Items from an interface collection
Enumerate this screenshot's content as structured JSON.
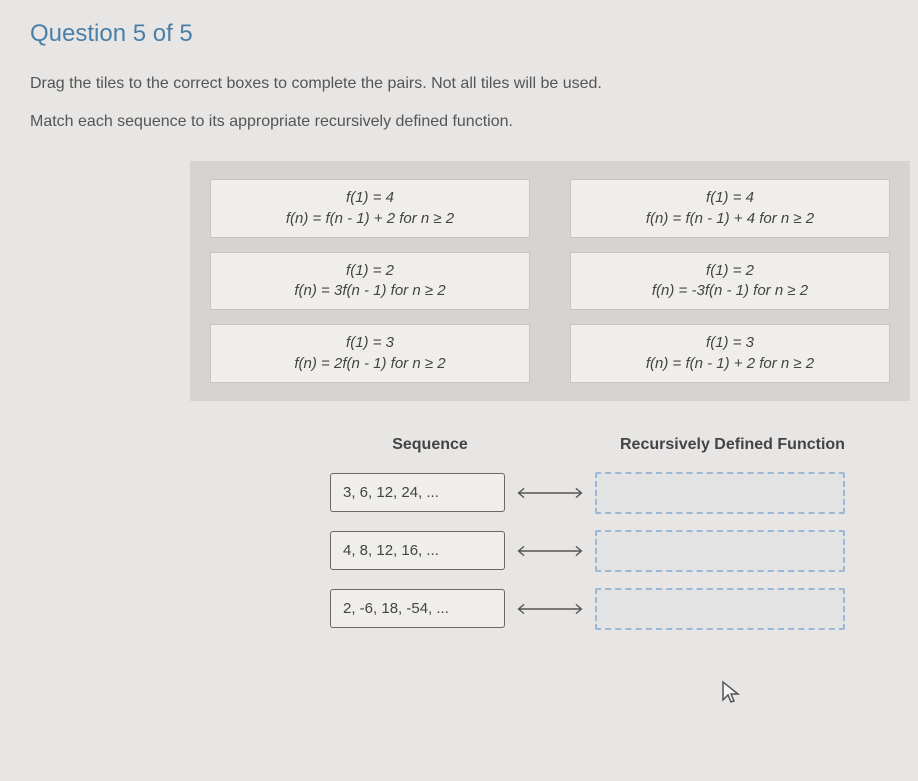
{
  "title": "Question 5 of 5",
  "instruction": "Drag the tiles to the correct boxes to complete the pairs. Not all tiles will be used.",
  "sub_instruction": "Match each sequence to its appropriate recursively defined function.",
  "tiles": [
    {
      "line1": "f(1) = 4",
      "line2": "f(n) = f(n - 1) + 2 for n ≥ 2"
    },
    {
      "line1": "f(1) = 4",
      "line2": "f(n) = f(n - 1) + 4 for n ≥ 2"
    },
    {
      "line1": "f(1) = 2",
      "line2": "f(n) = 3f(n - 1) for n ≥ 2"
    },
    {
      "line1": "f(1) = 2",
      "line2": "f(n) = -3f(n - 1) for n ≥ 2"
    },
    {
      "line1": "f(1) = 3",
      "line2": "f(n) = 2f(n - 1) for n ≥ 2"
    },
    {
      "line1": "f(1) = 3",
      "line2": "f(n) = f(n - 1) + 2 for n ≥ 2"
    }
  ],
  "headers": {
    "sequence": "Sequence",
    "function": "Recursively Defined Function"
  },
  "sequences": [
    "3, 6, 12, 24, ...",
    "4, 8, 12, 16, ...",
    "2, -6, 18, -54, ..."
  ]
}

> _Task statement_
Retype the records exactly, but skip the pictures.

> _Exercise result_
Enumerate this screenshot's content as structured JSON.
{
  "title": "Question 5 of 5",
  "instruction": "Drag the tiles to the correct boxes to complete the pairs. Not all tiles will be used.",
  "sub_instruction": "Match each sequence to its appropriate recursively defined function.",
  "tiles": [
    {
      "line1": "f(1) = 4",
      "line2": "f(n) = f(n - 1) + 2 for n ≥ 2"
    },
    {
      "line1": "f(1) = 4",
      "line2": "f(n) = f(n - 1) + 4 for n ≥ 2"
    },
    {
      "line1": "f(1) = 2",
      "line2": "f(n) = 3f(n - 1) for n ≥ 2"
    },
    {
      "line1": "f(1) = 2",
      "line2": "f(n) = -3f(n - 1) for n ≥ 2"
    },
    {
      "line1": "f(1) = 3",
      "line2": "f(n) = 2f(n - 1) for n ≥ 2"
    },
    {
      "line1": "f(1) = 3",
      "line2": "f(n) = f(n - 1) + 2 for n ≥ 2"
    }
  ],
  "headers": {
    "sequence": "Sequence",
    "function": "Recursively Defined Function"
  },
  "sequences": [
    "3, 6, 12, 24, ...",
    "4, 8, 12, 16, ...",
    "2, -6, 18, -54, ..."
  ]
}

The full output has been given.